Welcome to Nigeria's free readers associations -- where mostly young men gather around newspaper vendors to read the headlines and debate the issues of the day.
They are called "free" because nobody actually buys the newspapers they are reading.
Discussions among the free readers are loud and furious and have only intensified as Nigeria goes to the polls to decide who will be the next president.
Newspaper vendor John Mgbachi, a former shoemaker from Eastern Nigeria, who has a stand in Tinubu Square on Lagos Island said that far from being bad for business, he welcomes the free readers.
"They are passionate about the news and and their presence is an advert for me," he said.
Mgbachi told CNN that he often sees a big rise in numbers around football tournaments, mostly the Premier League, and also during the election campaign period.
To avoid losing out on sales too much, Mgbachi has developed an interesting business model: "I decided not to make (reading) completely free. For some of the dailies, its 20 naira,(10 cents) 30 naira (15 cents) for the sports papers and 50 naira (30 cents) for the magazines.
"It's not really a static price, it depends on the bargaining power of the person," he added.
The free readers come from all walks of life and CNN spoke to analysts, an accountant and unemployed youth at the stand we visited.
They talked about the excitement of discussing the current affairs with others while reading the daily newspaper.
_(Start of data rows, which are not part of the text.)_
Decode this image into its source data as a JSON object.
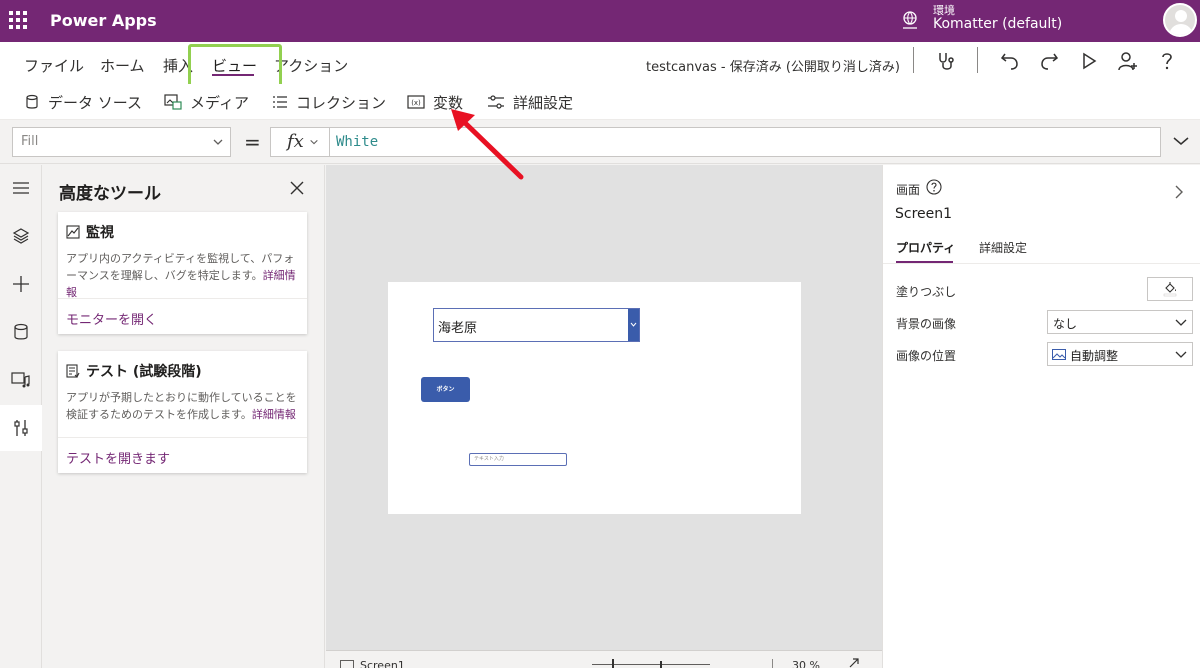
{
  "app": {
    "title": "Power Apps"
  },
  "environment": {
    "label": "環境",
    "name": "Komatter (default)"
  },
  "menu": {
    "items": [
      "ファイル",
      "ホーム",
      "挿入",
      "ビュー",
      "アクション"
    ],
    "doc_status": "testcanvas - 保存済み (公開取り消し済み)"
  },
  "ribbon": {
    "items": [
      "データ ソース",
      "メディア",
      "コレクション",
      "変数",
      "詳細設定"
    ]
  },
  "formula": {
    "property": "Fill",
    "equals": "=",
    "fx": "fx",
    "value": "White"
  },
  "advanced_tools": {
    "title": "高度なツール",
    "monitor": {
      "title": "監視",
      "description": "アプリ内のアクティビティを監視して、パフォーマンスを理解し、バグを特定します。",
      "link": "詳細情報",
      "action": "モニターを開く"
    },
    "test": {
      "title": "テスト (試験段階)",
      "description": "アプリが予期したとおりに動作していることを検証するためのテストを作成します。",
      "link": "詳細情報",
      "action": "テストを開きます"
    }
  },
  "canvas": {
    "dropdown_value": "海老原",
    "button_label": "ボタン",
    "text_input_placeholder": "テキスト入力",
    "footer_screen": "Screen1",
    "footer_zoom": "30 %"
  },
  "properties": {
    "kind": "画面",
    "name": "Screen1",
    "tabs": [
      "プロパティ",
      "詳細設定"
    ],
    "rows": {
      "fill_label": "塗りつぶし",
      "bg_image_label": "背景の画像",
      "bg_image_value": "なし",
      "image_position_label": "画像の位置",
      "image_position_value": "自動調整"
    }
  },
  "colors": {
    "brand": "#742774",
    "highlight": "#92d050",
    "arrow": "#e81123",
    "control_blue": "#3a5cab"
  }
}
One told us he had made two very good friends and even landed a job offer.
Mgbachi added there has a been a sharp decline in readers because most people now read their news on the internet.
He added that the dire economic situation in the country meant that many Nigerians cannot afford to buy newspapers.
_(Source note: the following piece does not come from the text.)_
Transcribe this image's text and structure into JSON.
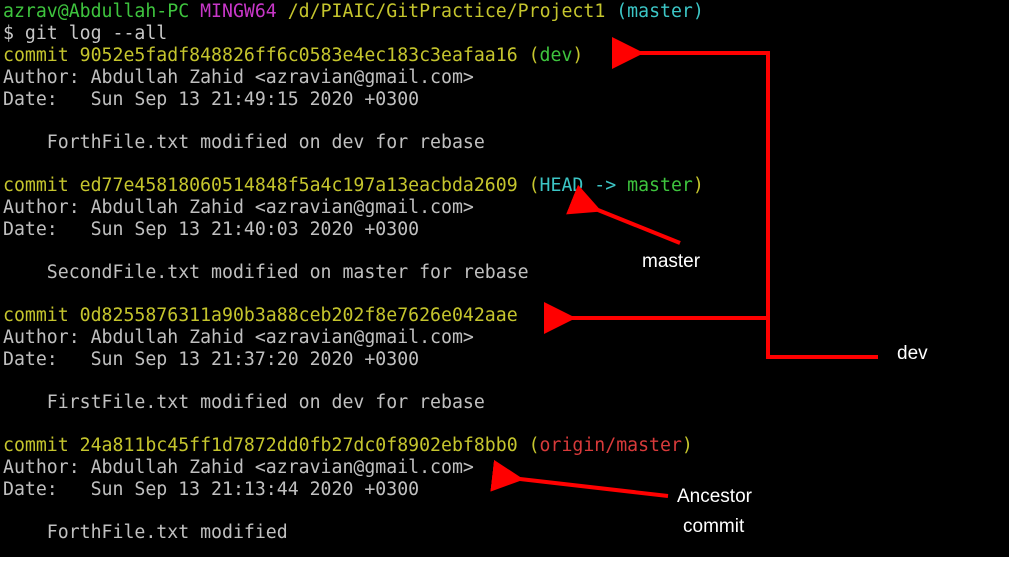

Most of Nigeria's $70 billion oil wealth is concentrated in the hands of a politically connected elite while many of its citizens struggle to make ends meet.